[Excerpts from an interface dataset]

--------------------------------------------------

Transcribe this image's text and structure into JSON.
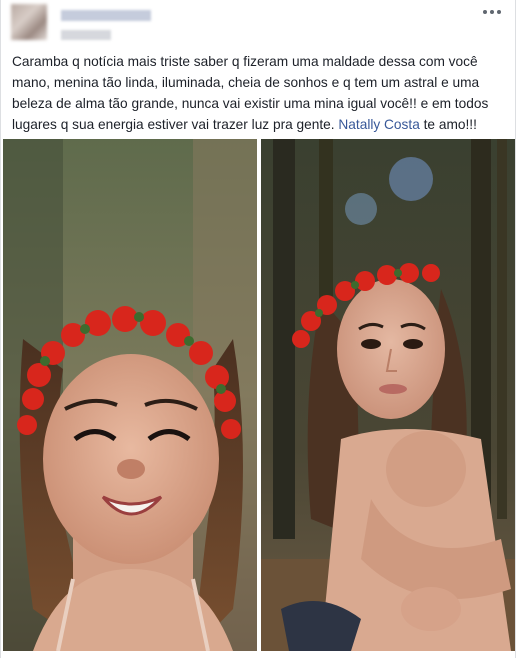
{
  "post": {
    "text_before_mention": "Caramba q notícia mais triste saber q fizeram uma maldade dessa com você mano, menina tão linda, iluminada, cheia de sonhos e q tem um astral e uma beleza de alma tão grande, nunca vai existir uma mina igual você!! e em todos lugares q sua energia estiver vai trazer luz pra gente.",
    "mention": "Natally Costa",
    "text_after_mention": "te amo!!!",
    "mention_color": "#385898",
    "more_icon": "more-horizontal-icon"
  },
  "photos": [
    {
      "name": "photo-left",
      "alt": "photo"
    },
    {
      "name": "photo-right",
      "alt": "photo"
    }
  ]
}
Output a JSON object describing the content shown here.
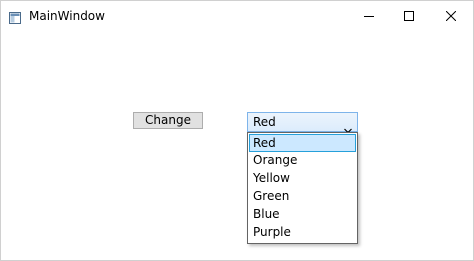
{
  "window": {
    "title": "MainWindow"
  },
  "controls": {
    "change_button_label": "Change",
    "combo": {
      "selected": "Red",
      "options": [
        "Red",
        "Orange",
        "Yellow",
        "Green",
        "Blue",
        "Purple"
      ],
      "highlighted_index": 0
    }
  },
  "colors": {
    "selection_fill": "#cce8ff",
    "selection_border": "#26a0da",
    "combo_border": "#7eb4ea"
  }
}
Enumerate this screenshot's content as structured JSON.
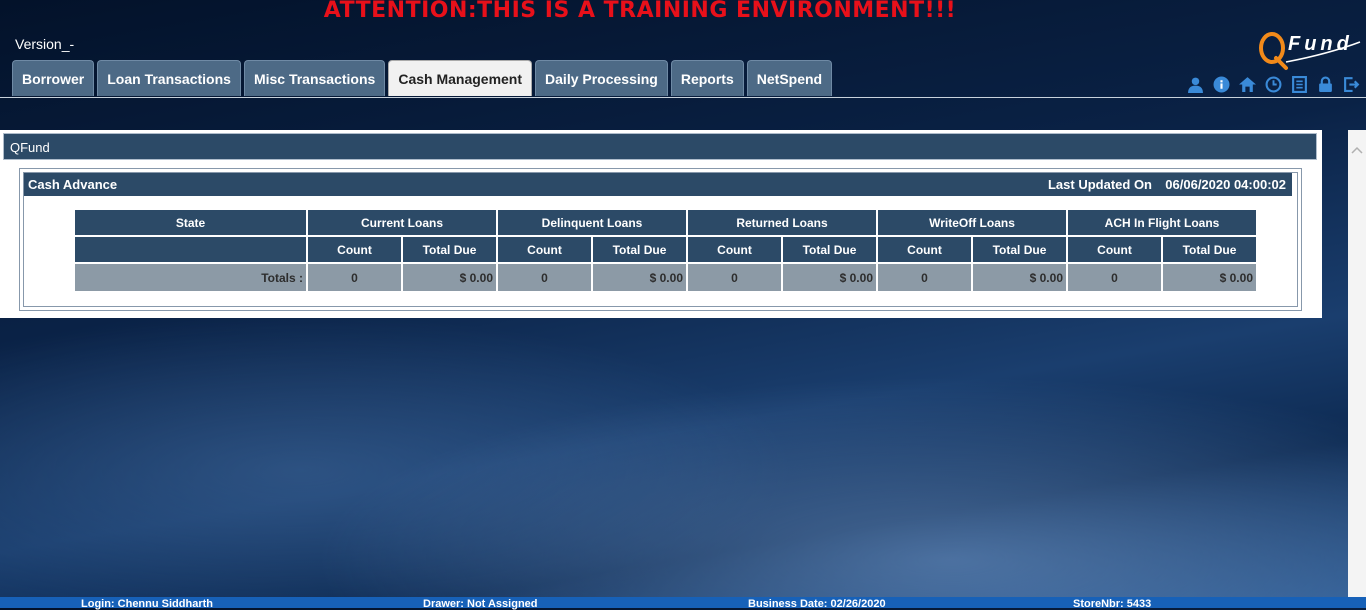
{
  "banner": "ATTENTION:THIS IS A TRAINING ENVIRONMENT!!!",
  "version": "Version_-",
  "logo_text": "Fund",
  "tabs": [
    {
      "label": "Borrower"
    },
    {
      "label": "Loan Transactions"
    },
    {
      "label": "Misc Transactions"
    },
    {
      "label": "Cash Management",
      "active": true
    },
    {
      "label": "Daily Processing"
    },
    {
      "label": "Reports"
    },
    {
      "label": "NetSpend"
    }
  ],
  "toolbar_icons": [
    "user-icon",
    "info-icon",
    "home-icon",
    "clock-icon",
    "calculator-icon",
    "lock-icon",
    "logout-icon"
  ],
  "panel": {
    "title": "QFund",
    "section_title": "Cash Advance",
    "last_updated_label": "Last Updated On",
    "last_updated_value": "06/06/2020 04:00:02"
  },
  "table": {
    "state_header": "State",
    "groups": [
      "Current Loans",
      "Delinquent Loans",
      "Returned Loans",
      "WriteOff Loans",
      "ACH In Flight Loans"
    ],
    "count_label": "Count",
    "total_due_label": "Total Due",
    "totals_label": "Totals :",
    "totals": [
      {
        "count": "0",
        "total_due": "$ 0.00"
      },
      {
        "count": "0",
        "total_due": "$ 0.00"
      },
      {
        "count": "0",
        "total_due": "$ 0.00"
      },
      {
        "count": "0",
        "total_due": "$ 0.00"
      },
      {
        "count": "0",
        "total_due": "$ 0.00"
      }
    ]
  },
  "status_bar": {
    "login": "Login: Chennu Siddharth",
    "drawer": "Drawer: Not Assigned",
    "business_date": "Business Date: 02/26/2020",
    "store": "StoreNbr: 5433"
  },
  "colors": {
    "banner": "#e8101a",
    "header_bg": "#2c4a67",
    "tab_bg": "#4d6a86",
    "status_bg": "#1761b8"
  }
}
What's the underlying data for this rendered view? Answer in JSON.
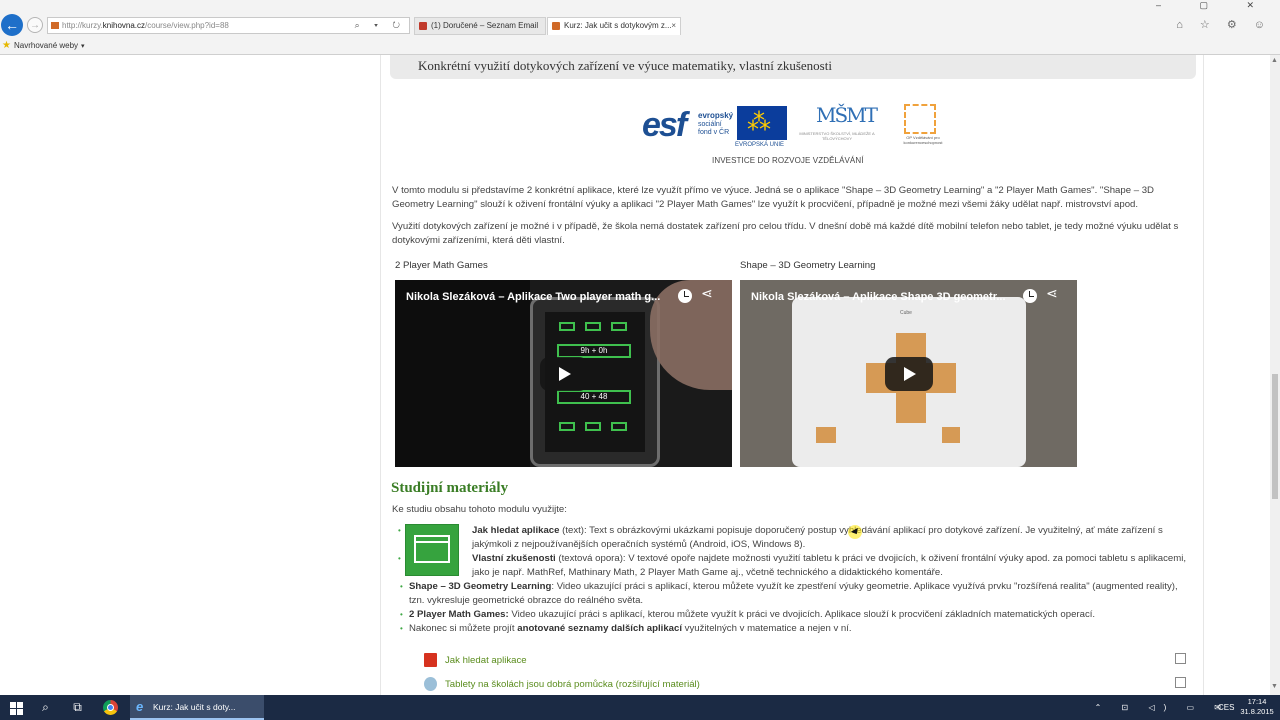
{
  "browser": {
    "url_prefix": "http://kurzy.",
    "url_host": "knihovna.cz",
    "url_path": "/course/view.php?id=88",
    "address_tools": "⌕ ▾ ↻",
    "tabs": [
      {
        "label": "(1) Doručené – Seznam Email"
      },
      {
        "label": "Kurz: Jak učit s dotykovým z..."
      }
    ],
    "tab_close": "×",
    "window_controls": "– ▢ ✕",
    "right_icons": "⌂ ☆ ⚙ ☺",
    "favorites_label": "Navrhované weby",
    "favorites_chevron": "▾",
    "favicon_colors": {
      "seznam": "#c0392b",
      "moodle": "#d06a28"
    }
  },
  "page": {
    "section_title": "Konkrétní využití dotykových zařízení ve výuce matematiky, vlastní zkušenosti",
    "logos": {
      "esf_mark": "esf",
      "esf_text_1": "evropský",
      "esf_text_2": "sociální",
      "esf_text_3": "fond v ČR",
      "eu_label": "EVROPSKÁ UNIE",
      "msmt_text": "MINISTERSTVO ŠKOLSTVÍ, MLÁDEŽE A TĚLOVÝCHOVY",
      "msmt_mark": "MŠMT",
      "op_text": "OP Vzdělávání pro konkurenceschopnost",
      "investice": "INVESTICE DO ROZVOJE VZDĚLÁVÁNÍ"
    },
    "paragraph1": "V tomto modulu si představíme 2 konkrétní aplikace, které lze využít přímo ve výuce. Jedná se o aplikace \"Shape – 3D Geometry Learning\" a \"2 Player Math Games\". \"Shape – 3D Geometry Learning\" slouží k oživení frontální výuky a aplikaci \"2 Player Math Games\" lze využít k procvičení, případně je možné mezi všemi žáky udělat např. mistrovství apod.",
    "paragraph2": "Využití dotykových zařízení je možné i v případě, že škola nemá dostatek zařízení pro celou třídu. V dnešní době má každé dítě mobilní telefon nebo tablet, je tedy možné výuku udělat s dotykovými zařízeními, která děti vlastní.",
    "videos": [
      {
        "caption": "2 Player Math Games",
        "title": "Nikola Slezáková – Aplikace Two player math g...",
        "screen": [
          "9h + 0h",
          "40 + 48"
        ]
      },
      {
        "caption": "Shape – 3D Geometry Learning",
        "title": "Nikola Slezáková – Aplikace Shape 3D geometr...",
        "screen_label": "Cube"
      }
    ],
    "share_icon": "⋖",
    "study": {
      "heading": "Studijní materiály",
      "intro": "Ke studiu obsahu tohoto modulu využijte:",
      "b1_bold": "Jak hledat aplikace",
      "b1_rest": " (text): Text s obrázkovými ukázkami popisuje doporučený postup vyhledávání aplikací pro dotykové zařízení. Je využitelný, ať máte zařízení s jakýmkoli z nejpoužívanějších operačních systémů (Android, iOS, Windows 8).",
      "b2_bold": "Vlastní zkušenosti",
      "b2_rest": " (textová opora): V textové opoře najdete možnosti využití tabletu k práci ve dvojicích, k oživení frontální výuky apod. za pomoci tabletu s aplikacemi, jako je např. MathRef, Mathinary Math, 2 Player Math Game aj., včetně technického a didaktického komentáře.",
      "b3_bold": "Shape – 3D Geometry Learning",
      "b3_rest": ": Video ukazující práci s aplikací, kterou můžete využít ke zpestření výuky geometrie. Aplikace využívá prvku \"rozšířená realita\" (augmented reality), tzn. vykresluje geometrické obrazce do reálného světa.",
      "b4_bold": "2 Player Math Games:",
      "b4_rest": " Video ukazující práci s aplikací, kterou můžete využít k práci ve dvojicích. Aplikace slouží k procvičení základních matematických operací.",
      "b5_pre": "Nakonec si můžete projít ",
      "b5_bold": "anotované seznamy dalších aplikací",
      "b5_post": " využitelných v matematice a nejen v ní."
    },
    "resources": [
      {
        "label": "Jak hledat aplikace"
      },
      {
        "label": "Tablety na školách jsou dobrá pomůcka (rozšiřující materiál)"
      }
    ],
    "accent_green": "#3a7d25",
    "link_color": "#5b8d1e"
  },
  "scrollbar": {
    "up": "▲",
    "down": "▼"
  },
  "taskbar": {
    "search_icon": "⌕",
    "taskview_icon": "⧉",
    "ie_glyph": "e",
    "ie_task_label": "Kurz: Jak učit s doty...",
    "tray_icons": "⌃ ⊡ ◁) ▭ ✉",
    "language": "CES",
    "time": "17:14",
    "date": "31.8.2015"
  }
}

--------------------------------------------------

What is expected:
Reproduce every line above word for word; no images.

Exercise response:
Transcribe this image's text and structure into JSON.
{
  "post": {
    "text_before_mention": "Caramba q notícia mais triste saber q fizeram uma maldade dessa com você mano, menina tão linda, iluminada, cheia de sonhos e q tem um astral e uma beleza de alma tão grande, nunca vai existir uma mina igual você!! e em todos lugares q sua energia estiver vai trazer luz pra gente.",
    "mention": "Natally Costa",
    "text_after_mention": "te amo!!!",
    "mention_color": "#385898",
    "more_icon": "more-horizontal-icon"
  },
  "photos": [
    {
      "name": "photo-left",
      "alt": "photo"
    },
    {
      "name": "photo-right",
      "alt": "photo"
    }
  ]
}
Output a JSON object describing the content shown here.
{
  "window": {
    "title": "MainWindow"
  },
  "controls": {
    "change_button_label": "Change",
    "combo": {
      "selected": "Red",
      "options": [
        "Red",
        "Orange",
        "Yellow",
        "Green",
        "Blue",
        "Purple"
      ],
      "highlighted_index": 0
    }
  },
  "colors": {
    "selection_fill": "#cce8ff",
    "selection_border": "#26a0da",
    "combo_border": "#7eb4ea"
  }
}
Enumerate this screenshot's content as structured JSON.
{
  "banner": "ATTENTION:THIS IS A TRAINING ENVIRONMENT!!!",
  "version": "Version_-",
  "logo_text": "Fund",
  "tabs": [
    {
      "label": "Borrower"
    },
    {
      "label": "Loan Transactions"
    },
    {
      "label": "Misc Transactions"
    },
    {
      "label": "Cash Management",
      "active": true
    },
    {
      "label": "Daily Processing"
    },
    {
      "label": "Reports"
    },
    {
      "label": "NetSpend"
    }
  ],
  "toolbar_icons": [
    "user-icon",
    "info-icon",
    "home-icon",
    "clock-icon",
    "calculator-icon",
    "lock-icon",
    "logout-icon"
  ],
  "panel": {
    "title": "QFund",
    "section_title": "Cash Advance",
    "last_updated_label": "Last Updated On",
    "last_updated_value": "06/06/2020 04:00:02"
  },
  "table": {
    "state_header": "State",
    "groups": [
      "Current Loans",
      "Delinquent Loans",
      "Returned Loans",
      "WriteOff Loans",
      "ACH In Flight Loans"
    ],
    "count_label": "Count",
    "total_due_label": "Total Due",
    "totals_label": "Totals :",
    "totals": [
      {
        "count": "0",
        "total_due": "$ 0.00"
      },
      {
        "count": "0",
        "total_due": "$ 0.00"
      },
      {
        "count": "0",
        "total_due": "$ 0.00"
      },
      {
        "count": "0",
        "total_due": "$ 0.00"
      },
      {
        "count": "0",
        "total_due": "$ 0.00"
      }
    ]
  },
  "status_bar": {
    "login": "Login: Chennu Siddharth",
    "drawer": "Drawer: Not Assigned",
    "business_date": "Business Date: 02/26/2020",
    "store": "StoreNbr: 5433"
  },
  "colors": {
    "banner": "#e8101a",
    "header_bg": "#2c4a67",
    "tab_bg": "#4d6a86",
    "status_bg": "#1761b8"
  }
}
What's the underlying data for this rendered view? Answer in JSON.
{
  "browser": {
    "url_prefix": "http://kurzy.",
    "url_host": "knihovna.cz",
    "url_path": "/course/view.php?id=88",
    "address_tools": "⌕ ▾ ↻",
    "tabs": [
      {
        "label": "(1) Doručené – Seznam Email"
      },
      {
        "label": "Kurz: Jak učit s dotykovým z..."
      }
    ],
    "tab_close": "×",
    "window_controls": "– ▢ ✕",
    "right_icons": "⌂ ☆ ⚙ ☺",
    "favorites_label": "Navrhované weby",
    "favorites_chevron": "▾",
    "favicon_colors": {
      "seznam": "#c0392b",
      "moodle": "#d06a28"
    }
  },
  "page": {
    "section_title": "Konkrétní využití dotykových zařízení ve výuce matematiky, vlastní zkušenosti",
    "logos": {
      "esf_mark": "esf",
      "esf_text_1": "evropský",
      "esf_text_2": "sociální",
      "esf_text_3": "fond v ČR",
      "eu_label": "EVROPSKÁ UNIE",
      "msmt_text": "MINISTERSTVO ŠKOLSTVÍ, MLÁDEŽE A TĚLOVÝCHOVY",
      "msmt_mark": "MŠMT",
      "op_text": "OP Vzdělávání pro konkurenceschopnost",
      "investice": "INVESTICE DO ROZVOJE VZDĚLÁVÁNÍ"
    },
    "paragraph1": "V tomto modulu si představíme 2 konkrétní aplikace, které lze využít přímo ve výuce. Jedná se o aplikace \"Shape – 3D Geometry Learning\" a \"2 Player Math Games\". \"Shape – 3D Geometry Learning\" slouží k oživení frontální výuky a aplikaci \"2 Player Math Games\" lze využít k procvičení, případně je možné mezi všemi žáky udělat např. mistrovství apod.",
    "paragraph2": "Využití dotykových zařízení je možné i v případě, že škola nemá dostatek zařízení pro celou třídu. V dnešní době má každé dítě mobilní telefon nebo tablet, je tedy možné výuku udělat s dotykovými zařízeními, která děti vlastní.",
    "videos": [
      {
        "caption": "2 Player Math Games",
        "title": "Nikola Slezáková – Aplikace Two player math g...",
        "screen": [
          "9h + 0h",
          "40 + 48"
        ]
      },
      {
        "caption": "Shape – 3D Geometry Learning",
        "title": "Nikola Slezáková – Aplikace Shape 3D geometr...",
        "screen_label": "Cube"
      }
    ],
    "share_icon": "⋖",
    "study": {
      "heading": "Studijní materiály",
      "intro": "Ke studiu obsahu tohoto modulu využijte:",
      "b1_bold": "Jak hledat aplikace",
      "b1_rest": " (text): Text s obrázkovými ukázkami popisuje doporučený postup vyhledávání aplikací pro dotykové zařízení. Je využitelný, ať máte zařízení s jakýmkoli z nejpoužívanějších operačních systémů (Android, iOS, Windows 8).",
      "b2_bold": "Vlastní zkušenosti",
      "b2_rest": " (textová opora): V textové opoře najdete možnosti využití tabletu k práci ve dvojicích, k oživení frontální výuky apod. za pomoci tabletu s aplikacemi, jako je např. MathRef, Mathinary Math, 2 Player Math Game aj., včetně technického a didaktického komentáře.",
      "b3_bold": "Shape – 3D Geometry Learning",
      "b3_rest": ": Video ukazující práci s aplikací, kterou můžete využít ke zpestření výuky geometrie. Aplikace využívá prvku \"rozšířená realita\" (augmented reality), tzn. vykresluje geometrické obrazce do reálného světa.",
      "b4_bold": "2 Player Math Games:",
      "b4_rest": " Video ukazující práci s aplikací, kterou můžete využít k práci ve dvojicích. Aplikace slouží k procvičení základních matematických operací.",
      "b5_pre": "Nakonec si můžete projít ",
      "b5_bold": "anotované seznamy dalších aplikací",
      "b5_post": " využitelných v matematice a nejen v ní."
    },
    "resources": [
      {
        "label": "Jak hledat aplikace"
      },
      {
        "label": "Tablety na školách jsou dobrá pomůcka (rozšiřující materiál)"
      }
    ],
    "accent_green": "#3a7d25",
    "link_color": "#5b8d1e"
  },
  "scrollbar": {
    "up": "▲",
    "down": "▼"
  },
  "taskbar": {
    "search_icon": "⌕",
    "taskview_icon": "⧉",
    "ie_glyph": "e",
    "ie_task_label": "Kurz: Jak učit s doty...",
    "tray_icons": "⌃ ⊡ ◁) ▭ ✉",
    "language": "CES",
    "time": "17:14",
    "date": "31.8.2015"
  }
}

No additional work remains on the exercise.